▶ _INPUT RECORDS_:
━━━━━━━━━━

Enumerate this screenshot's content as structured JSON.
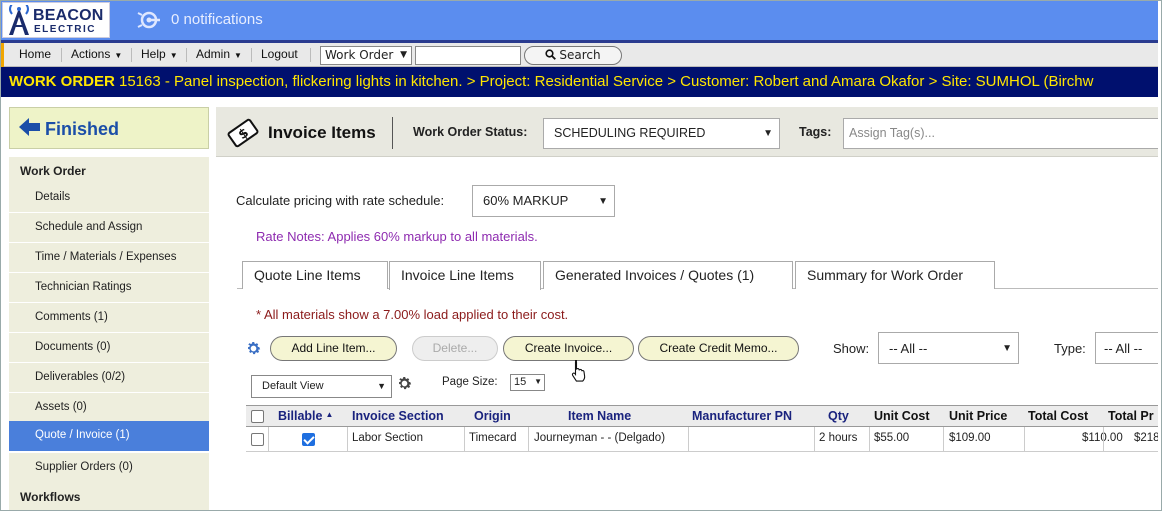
{
  "brand": {
    "line1": "BEACON",
    "line2": "ELECTRIC"
  },
  "notifications": {
    "text": "0 notifications"
  },
  "menu": {
    "home": "Home",
    "actions": "Actions",
    "help": "Help",
    "admin": "Admin",
    "logout": "Logout",
    "search_scope": "Work Order",
    "search_value": "",
    "search_button": "Search"
  },
  "breadcrumb": {
    "prefix": "WORK ORDER",
    "text": " 15163 - Panel inspection, flickering lights in kitchen. > Project: Residential Service > Customer: Robert and Amara Okafor > Site: SUMHOL (Birchw"
  },
  "sidebar": {
    "finished": "Finished",
    "section_work_order": "Work Order",
    "items": [
      {
        "label": "Details"
      },
      {
        "label": "Schedule and Assign"
      },
      {
        "label": "Time / Materials / Expenses"
      },
      {
        "label": "Technician Ratings"
      },
      {
        "label": "Comments (1)"
      },
      {
        "label": "Documents (0)"
      },
      {
        "label": "Deliverables (0/2)"
      },
      {
        "label": "Assets (0)"
      },
      {
        "label": "Quote / Invoice (1)"
      },
      {
        "label": "Supplier Orders (0)"
      }
    ],
    "section_workflows": "Workflows"
  },
  "header": {
    "title": "Invoice Items",
    "status_label": "Work Order Status:",
    "status_value": "SCHEDULING REQUIRED",
    "tags_label": "Tags:",
    "tags_placeholder": "Assign Tag(s)..."
  },
  "pricing": {
    "label": "Calculate pricing with rate schedule:",
    "value": "60% MARKUP",
    "notes": "Rate Notes: Applies 60% markup to all materials."
  },
  "tabs": [
    {
      "label": "Quote Line Items"
    },
    {
      "label": "Invoice Line Items"
    },
    {
      "label": "Generated Invoices / Quotes (1)"
    },
    {
      "label": "Summary for Work Order"
    }
  ],
  "materials_note": "* All materials show a 7.00% load applied to their cost.",
  "actions": {
    "add": "Add Line Item...",
    "delete": "Delete...",
    "create_invoice": "Create Invoice...",
    "credit_memo": "Create Credit Memo...",
    "show_label": "Show:",
    "show_value": "-- All --",
    "type_label": "Type:",
    "type_value": "-- All --"
  },
  "view": {
    "value": "Default View",
    "page_size_label": "Page Size:",
    "page_size_value": "15"
  },
  "grid": {
    "headers": {
      "billable": "Billable",
      "sort_indicator": "▲",
      "invoice_section": "Invoice Section",
      "origin": "Origin",
      "item_name": "Item Name",
      "manufacturer_pn": "Manufacturer PN",
      "qty": "Qty",
      "unit_cost": "Unit Cost",
      "unit_price": "Unit Price",
      "total_cost": "Total Cost",
      "total_price": "Total Pr"
    },
    "rows": [
      {
        "billable": true,
        "invoice_section": "Labor Section",
        "origin": "Timecard",
        "item_name": "Journeyman - - (Delgado)",
        "manufacturer_pn": "",
        "qty": "2 hours",
        "unit_cost": "$55.00",
        "unit_price": "$109.00",
        "total_cost": "$110.00",
        "total_price": "$218"
      }
    ]
  },
  "colors": {
    "banner": "#5b8def",
    "crumb_bg": "#00106e",
    "crumb_text": "#ffe600",
    "active_nav": "#4a7fdb",
    "rate_notes": "#8e2bb0",
    "materials_note": "#8b1a1a"
  }
}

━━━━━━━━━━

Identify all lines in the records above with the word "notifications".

  "notifications": {
    "text": "0 notifications"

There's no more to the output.